The reason we have to be so careful is because when growing plants indoors, we are creating an unbalanced ecosystem. There’s no heavy rain to wash the bugs away and there’s none of the bugs natural predators either.

Sadly, even the best household biosecurity cannot prevent pests arriving. They come in on the breeze and on our clothing. They could also just be dormant and unnoticed on a neighbouring plant. Just waiting to spring into life the second you move your Crassula ovata (Jade plant) into the wrong place... Mine is constantly battling mealybugs.
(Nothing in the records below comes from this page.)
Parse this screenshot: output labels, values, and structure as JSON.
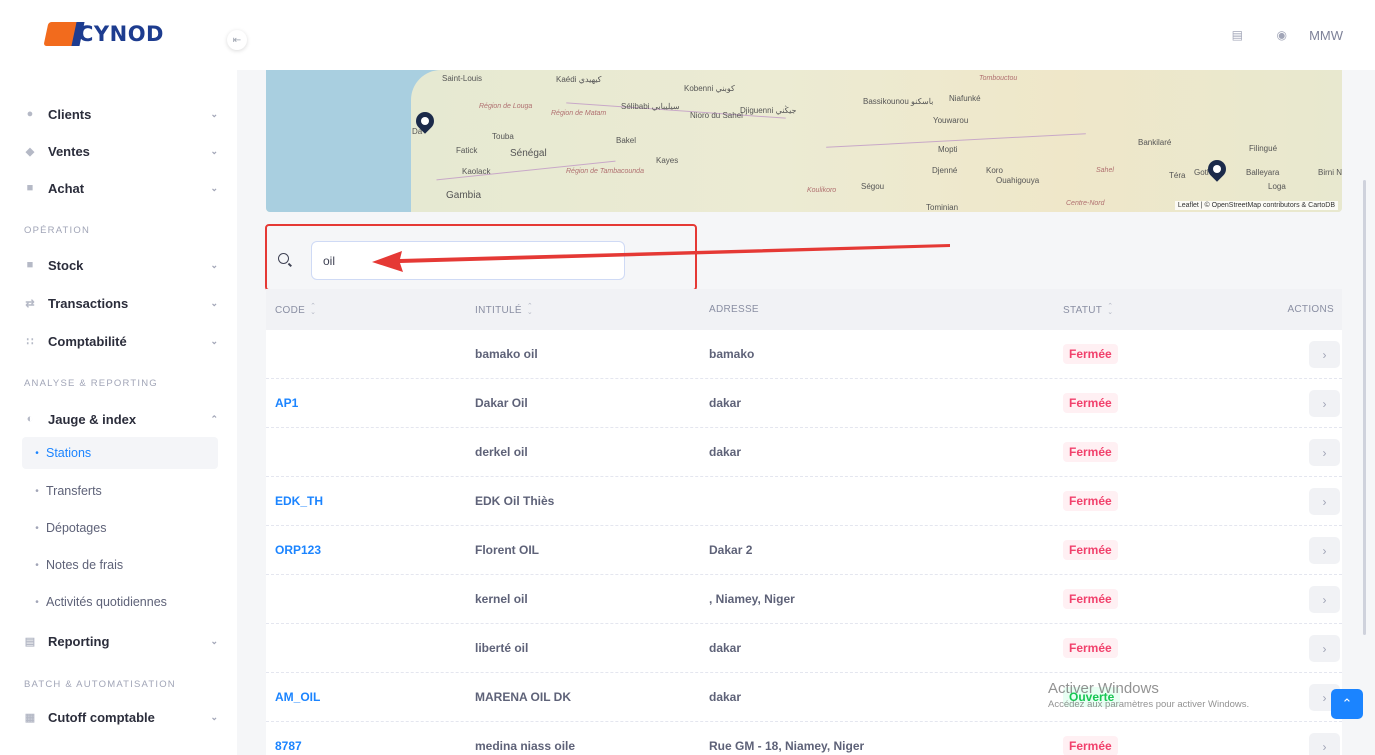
{
  "brand": {
    "name": "CYNOD"
  },
  "header": {
    "user_initials": "MMW"
  },
  "sidebar": {
    "groups_top": [
      {
        "label": "Clients",
        "icon": "users-icon"
      },
      {
        "label": "Ventes",
        "icon": "cart-icon"
      },
      {
        "label": "Achat",
        "icon": "basket-icon"
      }
    ],
    "section_operation": "OPÉRATION",
    "operation_items": [
      {
        "label": "Stock",
        "icon": "box-icon"
      },
      {
        "label": "Transactions",
        "icon": "exchange-icon"
      },
      {
        "label": "Comptabilité",
        "icon": "grid-icon"
      }
    ],
    "section_analysis": "ANALYSE & REPORTING",
    "analysis_item": {
      "label": "Jauge & index",
      "icon": "gauge-icon"
    },
    "sub_items": [
      "Stations",
      "Transferts",
      "Dépotages",
      "Notes de frais",
      "Activités quotidiennes"
    ],
    "active_sub": "Stations",
    "reporting": {
      "label": "Reporting",
      "icon": "chart-icon"
    },
    "section_batch": "BATCH & AUTOMATISATION",
    "batch_item": {
      "label": "Cutoff comptable",
      "icon": "calendar-icon"
    }
  },
  "map": {
    "labels": [
      "Saint-Louis",
      "Kaédi كيهيدي",
      "Région de Louga",
      "Région de Matam",
      "Sélibabi سيليبابي",
      "Kobenni كوبني",
      "Nioro du Sahel",
      "Djiguenni جيڭني",
      "Bassikounou باسكنو",
      "Niafunké",
      "Tombouctou",
      "Youwarou",
      "Touba",
      "Fatick",
      "Sénégal",
      "Kaolack",
      "Région de Tambacounda",
      "Bakel",
      "Kayes",
      "Ségou",
      "Djenné",
      "Mopti",
      "Koro",
      "Ouahigouya",
      "Sahel",
      "Koulikoro",
      "Gambia",
      "Tominian",
      "Centre-Nord",
      "Bankilaré",
      "Filingué",
      "Téra",
      "Gothèye",
      "Balleyara",
      "Loga",
      "Birni N",
      "Da"
    ],
    "attribution": "Leaflet | © OpenStreetMap contributors & CartoDB"
  },
  "search": {
    "value": "oil"
  },
  "table": {
    "headers": {
      "code": "CODE",
      "name": "INTITULÉ",
      "address": "ADRESSE",
      "status": "STATUT",
      "actions": "ACTIONS"
    },
    "rows": [
      {
        "code": "",
        "name": "bamako oil",
        "address": "bamako",
        "status": "Fermée"
      },
      {
        "code": "AP1",
        "name": "Dakar Oil",
        "address": "dakar",
        "status": "Fermée"
      },
      {
        "code": "",
        "name": "derkel oil",
        "address": "dakar",
        "status": "Fermée"
      },
      {
        "code": "EDK_TH",
        "name": "EDK Oil Thiès",
        "address": "",
        "status": "Fermée"
      },
      {
        "code": "ORP123",
        "name": "Florent OIL",
        "address": "Dakar 2",
        "status": "Fermée"
      },
      {
        "code": "",
        "name": "kernel oil",
        "address": ", Niamey, Niger",
        "status": "Fermée"
      },
      {
        "code": "",
        "name": "liberté oil",
        "address": "dakar",
        "status": "Fermée"
      },
      {
        "code": "AM_OIL",
        "name": "MARENA OIL DK",
        "address": "dakar",
        "status": "Ouverte"
      },
      {
        "code": "8787",
        "name": "medina niass oile",
        "address": "Rue GM - 18, Niamey, Niger",
        "status": "Fermée"
      }
    ]
  },
  "watermark": {
    "title": "Activer Windows",
    "subtitle": "Accédez aux paramètres pour activer Windows."
  },
  "colors": {
    "accent": "#1b84ff",
    "danger": "#f1416c",
    "success": "#17c653",
    "brand_orange": "#f26b1d",
    "brand_blue": "#1d3c8f"
  }
}
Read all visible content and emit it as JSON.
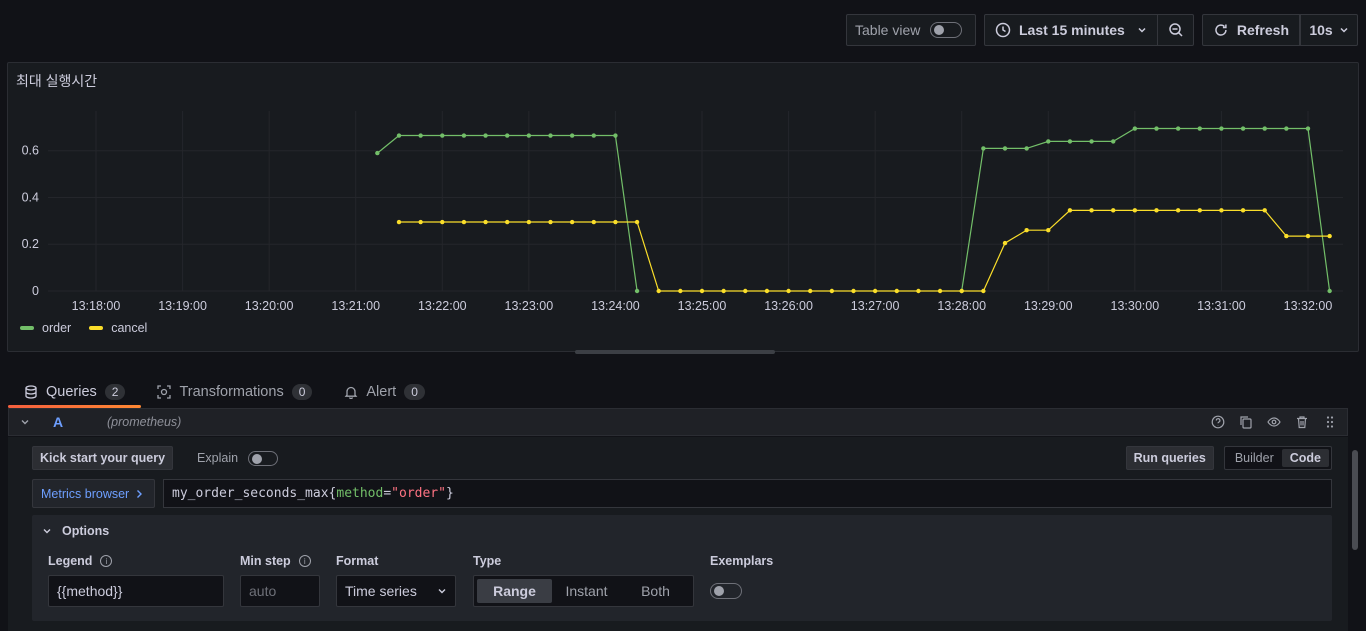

Plants, when under attack, can signal nearby plants and alert them to the threat. They essentially smell the danger, and in turn can produce compounds that deter pests from eating their leaves. On the other hand, stressed plants give off signals that attract pests too. Isn’t nature wonderful.

It would be wise then to keep our plants as healthy as possible as they will be more resistant in the long run, and prettier.

Having said all that, if you’ve got plants, you’ve probably got pests.

Common signs of pests;

  • Curled leaves

  • Spots on leaves

  • Sudden leaf fall

  • White furry patches on stems or leaves

  • Black/brown streaks on stems or leaves

  • Lots of tiny flies on the leaves or soil

There is where plant inspections and magnifying glasses can come into play. Ideally you want to be able to identify your pest.

Some of my go to solutions are;

  • A firm wipe with a soft damp cloth, being careful not to rip the leaves, but using enough pressure to squash or dislodge any pests

  • Don’t let topsoil stay damp for long periods of time. Overwatering is a sure-fire way to get white fly or gnats

  • For stubborn pests like scale or mealybugs, isopropyl alcohol on a cue tip is a good way of cleaning stems and leaf petioles while removing the adults and eggs

  • Give your plant a good hose down to try and dislodge the bugs. It’s often more about getting the problem under control than it is curing the issue

  • Lastly but not leastly repurpose an old spray bottle and turn into a blaster. Use a dilute water and soap solution and blast off bugs regularly

If all else fails, send that plant to the great compost bin in the sky. Or gift it to someone you don’t like.